To make the most of their revolutionary invention, the transistor, Bell Laboratories scientists needed ultra-pure germanium. The scientists solved their problem by devising a radically new refining process. The germanium it yields may well be the purest commercially produced material on earth.
An account of the investigations which have Led to the formulation of an understandable structure for DNA. The chemical reactions of this material within the nucleus govern the process of reproduction by F. H. C. Crick Viewed under a microscope, the process of mitosis, by which one cell divides and becomes two, is one of the most fascinating spectacles in the whole of biology. No one who watches the event unfold in speeded-up motion pictures can fail to be excited and awed. As a demonstration of the powers of dynamic organization possessed by living matter, the act of division is impressive enough, but even more stirring is the appearance of two identical sets of chromosomes where only one existed before. Here lies biology's greatest challenge: How are these fundamental bodies duplicated? Unhappily the copying process is beyond the resolving power of microscopes, but much is being learned about it in other ways. One approach is the study of the nature and behavior of whole living cells; another is the investigation of substances extracted from them. This article will discuss only the second approach, but both are indispensable if we are ever to solve the problem; indeed some of the most exciting results are being obtained by what might loosely be described as a combination of the two methods.

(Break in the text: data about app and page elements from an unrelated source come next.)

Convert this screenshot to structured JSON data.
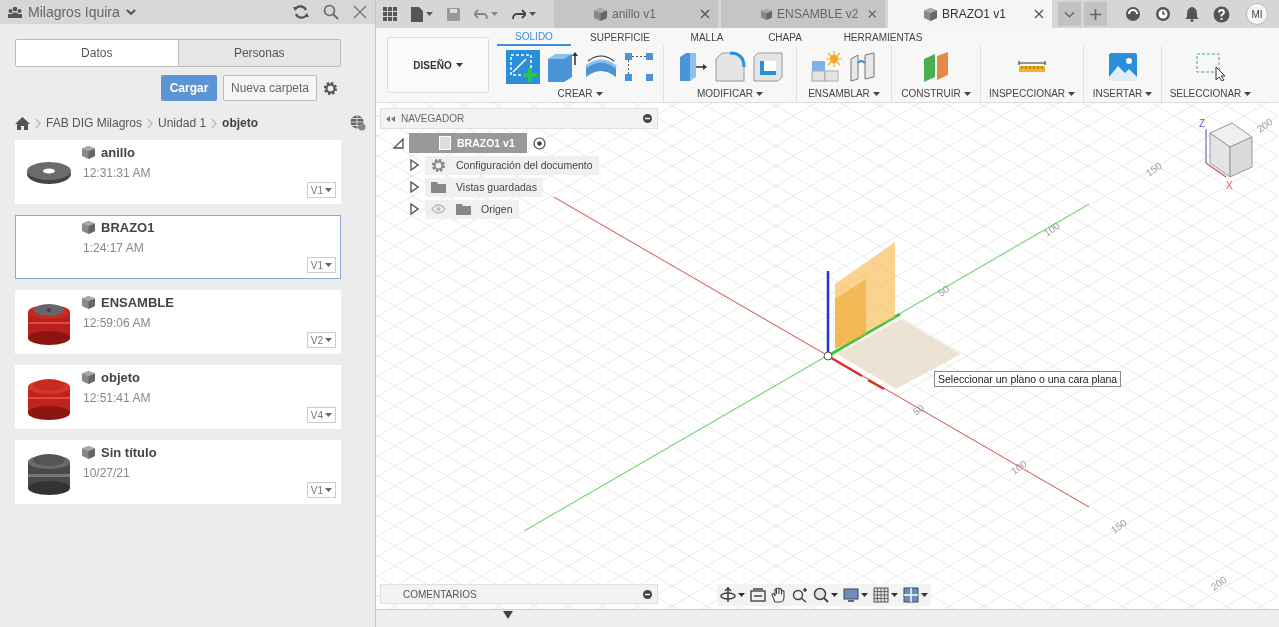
{
  "data_panel": {
    "user": "Milagros Iquira",
    "tabs": [
      {
        "label": "Datos",
        "selected": true
      },
      {
        "label": "Personas",
        "selected": false
      }
    ],
    "upload_button": "Cargar",
    "new_folder_button": "Nueva carpeta",
    "breadcrumb": [
      "FAB DIG Milagros",
      "Unidad 1",
      "objeto"
    ],
    "files": [
      {
        "name": "anillo",
        "time": "12:31:31 AM",
        "version": "V1",
        "selected": false,
        "kind": "washer"
      },
      {
        "name": "BRAZO1",
        "time": "1:24:17 AM",
        "version": "V1",
        "selected": true,
        "kind": "none"
      },
      {
        "name": "ENSAMBLE",
        "time": "12:59:06 AM",
        "version": "V2",
        "selected": false,
        "kind": "red-capped"
      },
      {
        "name": "objeto",
        "time": "12:51:41 AM",
        "version": "V4",
        "selected": false,
        "kind": "red"
      },
      {
        "name": "Sin título",
        "time": "10/27/21",
        "version": "V1",
        "selected": false,
        "kind": "grey"
      }
    ]
  },
  "document_tabs": [
    {
      "label": "anillo v1",
      "selected": false
    },
    {
      "label": "ENSAMBLE v2",
      "selected": false
    },
    {
      "label": "BRAZO1 v1",
      "selected": true
    }
  ],
  "avatar_initials": "MI",
  "ribbon": {
    "workspace": "DISEÑO",
    "tabs": [
      {
        "label": "SOLIDO",
        "selected": true
      },
      {
        "label": "SUPERFICIE",
        "selected": false
      },
      {
        "label": "MALLA",
        "selected": false
      },
      {
        "label": "CHAPA",
        "selected": false
      },
      {
        "label": "HERRAMIENTAS",
        "selected": false
      }
    ],
    "groups": [
      "CREAR",
      "MODIFICAR",
      "ENSAMBLAR",
      "CONSTRUIR",
      "INSPECCIONAR",
      "INSERTAR",
      "SELECCIONAR"
    ]
  },
  "navigator": {
    "title": "NAVEGADOR",
    "root": {
      "label": "BRAZO1 v1",
      "expanded": true,
      "children": [
        {
          "label": "Configuración del documento",
          "kind": "settings",
          "expanded": false
        },
        {
          "label": "Vistas guardadas",
          "kind": "folder",
          "expanded": false
        },
        {
          "label": "Origen",
          "kind": "origin",
          "expanded": false
        }
      ]
    }
  },
  "comments_title": "COMENTARIOS",
  "tooltip": "Seleccionar un plano o una cara plana",
  "view_cube": {
    "z_label": "Z",
    "x_label": "X"
  },
  "axis_labels": [
    "150",
    "100",
    "50",
    "50",
    "100",
    "150",
    "200",
    "200"
  ]
}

Dissatisfaction – AMERICA’S GREATEST ASSET The electronic computer gulps algebraic equations and releases typed solutions at the rate of 10,-000 per minute. Men with vision created this machine that almost thinks, men who were dissatisfied with old fashioned methods. Computing machines have created one of the fabulous chapters in the history of American industry. A […]
To power America's first anti-submarine carrier aircraft that's equipped for both search and attack, the U. S. Navy looks to Lycoming for air-cooled engines. Patrolling endless seas in search of enemy subs . . . blasting them out of action with newest destruction devices . . . this Grumman S2F-1 "hunter-killer" depends on the stamina of twin Lycoming-built engines to keep it high and dry.
Who knew felt was such an important component in making atomic bombs? American makes science serve its customers It may surprise you to learn that American Felt Company keeps a Geiger Counter open in its Engineering and Research Laboratory. It is used to make sure no radioactive atomic particles from the atmosphere get into wool […]